Strategic edtech planning with the 2015 NMC Horizon Report

Wed, 02/25/2015 - 8:51am
This 12th edition of the NMC Horizon Project identifies and describe emerging technologies likely to have an impact on learning, teaching, and creative inquiry in education across the disciplines

Massive amounts of Saharan dust fertilize Amazon rainforest

Tue, 02/24/2015 - 10:02am
The Sahara Desert is a near-uninterrupted brown band of sand and scrub across the northern third of Africa. The Amazon rainforest is a dense green mass of humid jungle that covers northeast South America. But after strong winds sweep across the Sahara, a tan cloud rises in the air, stretches between the continents, and ties together the desert and the jungle. It’s dust. And lots of it. Scientists have not only used a satellite to measure the volume of dust that makes this trans-Atlantic journey. They have also calculated how much phosphorus – remnant in Saharan sands from part of the desert’s past as a lake bed – gets carried across the ocean from one of the planet’s most desolate places to one of its most fertile.

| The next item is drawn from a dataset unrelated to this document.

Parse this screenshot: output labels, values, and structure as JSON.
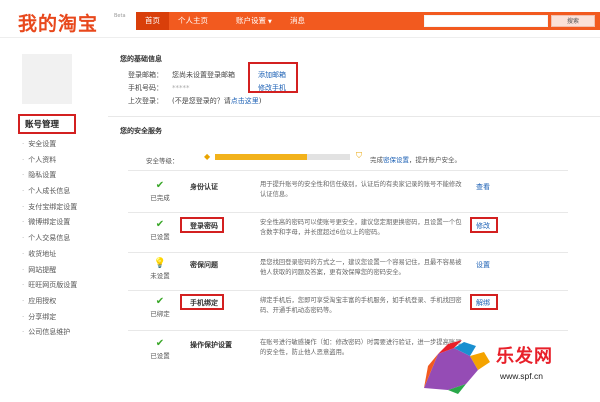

New macro GigaPans for exploration

Tue, 02/24/2015 - 7:14am
My student Robin has been busy cranking out great new macro GigaPans. Check out a few of these new examples: [gigapan src="http://gigapan.org/gigapans/169173/options/nosnapshots,hidetitle/iframe/flash.html" height="250" scrolling="no" width="100%"] link [gigapan src="http://gigapan.org/gigapans/169045/options/nosnapshots,hidetitle/iframe/flash.html" height="250" scrolling="no" width="100%"] link [gigapan src="http://gigapan.org/gigapans/169028/options/nosnapshots,hidetitle/iframe/flash.html" height="250" scrolling="no" width="100%"] link [gigapan src="http://gigapan.org/gigapans/169039/options/nosnapshots,hidetitle/iframe/flash.html" height="250" scrolling="no" width="100%"] link [gigapan src="http://gigapan.org/gigapans/168879/options/nosnapshots,hidetitle/iframe/flash.html" height="250" scrolling="no" width="100%"] link [gigapan src="http://gigapan.org/gigapans/168843/options/nosnapshots,hidetitle/iframe/flash.html" height="250" scrolling="no" width="100%"] link [gigapan src="http://gigapan.org/gigapans/168841/options/nosnapshots,hidetitle/iframe/flash.html" height="250" scrolling="no" width="100%"] link [gigapan src="http://gigapan.org/gigapans/168794/options/nosnapshots,hidetitle/iframe/flash.html" height="250" scrolling="no" width="100%"] link

The Future of Weather Forecasting May Be in Your Backyard or Your Smart Phone

Tue, 02/24/2015 - 1:21am
I did a piece about the growing number of backyard weather stations that aired on Monday, and I thought I would share it with you. I also talk about the growing number of weather apps and smart phone sensors, that I’ve mentioned here before. You can find out how to set up a home weather station and put the data online for the world to see in a post I wrote …